Saved entries
______

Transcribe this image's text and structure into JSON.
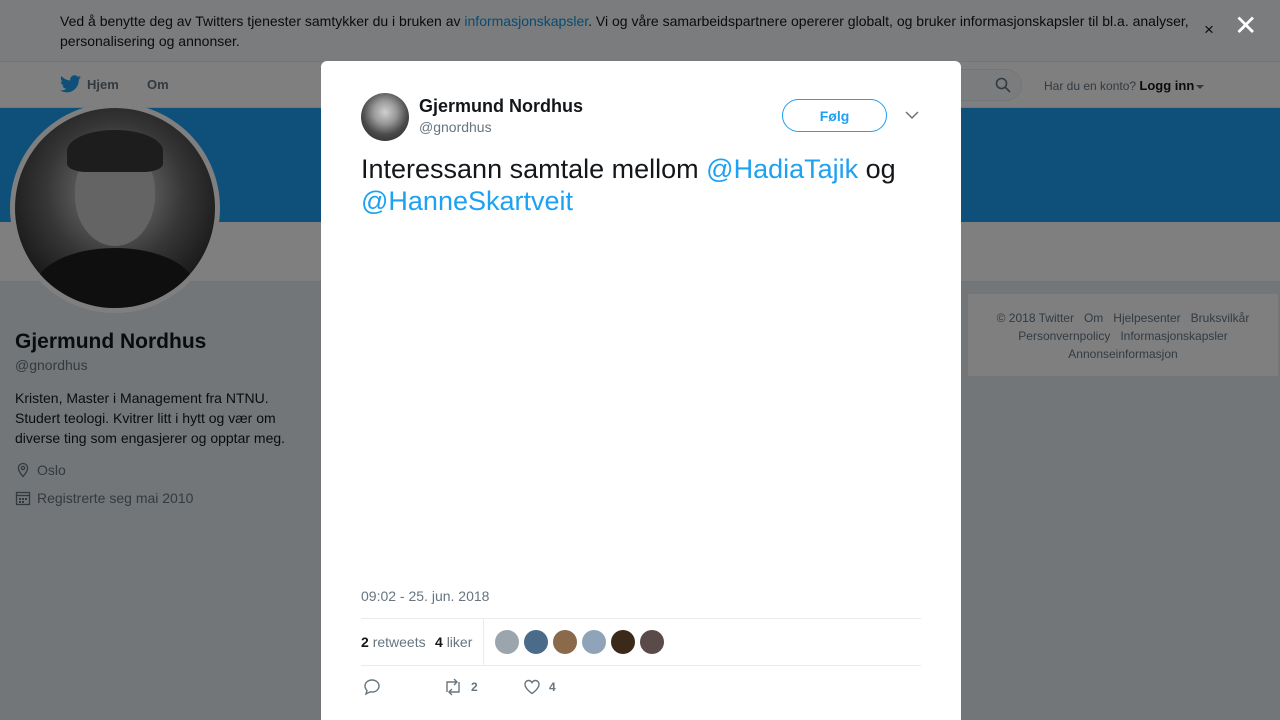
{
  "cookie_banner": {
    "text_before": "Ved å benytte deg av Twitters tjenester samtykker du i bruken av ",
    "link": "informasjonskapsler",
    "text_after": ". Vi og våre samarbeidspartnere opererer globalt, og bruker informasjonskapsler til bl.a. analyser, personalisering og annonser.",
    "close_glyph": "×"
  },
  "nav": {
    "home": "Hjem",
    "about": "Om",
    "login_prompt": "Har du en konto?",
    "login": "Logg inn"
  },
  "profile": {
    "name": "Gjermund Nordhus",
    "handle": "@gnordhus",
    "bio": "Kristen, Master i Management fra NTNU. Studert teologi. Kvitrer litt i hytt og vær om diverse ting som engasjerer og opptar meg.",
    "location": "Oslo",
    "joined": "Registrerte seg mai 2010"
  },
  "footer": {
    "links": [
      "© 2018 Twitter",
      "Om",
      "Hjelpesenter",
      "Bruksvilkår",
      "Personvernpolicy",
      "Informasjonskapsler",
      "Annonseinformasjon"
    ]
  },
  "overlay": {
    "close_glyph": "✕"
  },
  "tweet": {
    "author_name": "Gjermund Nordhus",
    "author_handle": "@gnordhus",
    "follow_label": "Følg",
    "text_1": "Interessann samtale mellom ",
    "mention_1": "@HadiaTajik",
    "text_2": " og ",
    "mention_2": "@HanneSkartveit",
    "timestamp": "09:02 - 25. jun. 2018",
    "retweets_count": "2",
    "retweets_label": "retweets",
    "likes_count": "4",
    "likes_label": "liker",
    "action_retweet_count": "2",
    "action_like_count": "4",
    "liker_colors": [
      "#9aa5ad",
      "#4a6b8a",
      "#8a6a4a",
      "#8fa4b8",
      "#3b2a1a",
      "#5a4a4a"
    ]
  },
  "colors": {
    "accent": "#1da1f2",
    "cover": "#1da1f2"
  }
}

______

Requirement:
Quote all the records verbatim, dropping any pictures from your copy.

Answer to this task:
Transcribe this image's text and structure into JSON.
{
  "cookie_banner": {
    "text_before": "Ved å benytte deg av Twitters tjenester samtykker du i bruken av ",
    "link": "informasjonskapsler",
    "text_after": ". Vi og våre samarbeidspartnere opererer globalt, og bruker informasjonskapsler til bl.a. analyser, personalisering og annonser.",
    "close_glyph": "×"
  },
  "nav": {
    "home": "Hjem",
    "about": "Om",
    "login_prompt": "Har du en konto?",
    "login": "Logg inn"
  },
  "profile": {
    "name": "Gjermund Nordhus",
    "handle": "@gnordhus",
    "bio": "Kristen, Master i Management fra NTNU. Studert teologi. Kvitrer litt i hytt og vær om diverse ting som engasjerer og opptar meg.",
    "location": "Oslo",
    "joined": "Registrerte seg mai 2010"
  },
  "footer": {
    "links": [
      "© 2018 Twitter",
      "Om",
      "Hjelpesenter",
      "Bruksvilkår",
      "Personvernpolicy",
      "Informasjonskapsler",
      "Annonseinformasjon"
    ]
  },
  "overlay": {
    "close_glyph": "✕"
  },
  "tweet": {
    "author_name": "Gjermund Nordhus",
    "author_handle": "@gnordhus",
    "follow_label": "Følg",
    "text_1": "Interessann samtale mellom ",
    "mention_1": "@HadiaTajik",
    "text_2": " og ",
    "mention_2": "@HanneSkartveit",
    "timestamp": "09:02 - 25. jun. 2018",
    "retweets_count": "2",
    "retweets_label": "retweets",
    "likes_count": "4",
    "likes_label": "liker",
    "action_retweet_count": "2",
    "action_like_count": "4",
    "liker_colors": [
      "#9aa5ad",
      "#4a6b8a",
      "#8a6a4a",
      "#8fa4b8",
      "#3b2a1a",
      "#5a4a4a"
    ]
  },
  "colors": {
    "accent": "#1da1f2",
    "cover": "#1da1f2"
  }
}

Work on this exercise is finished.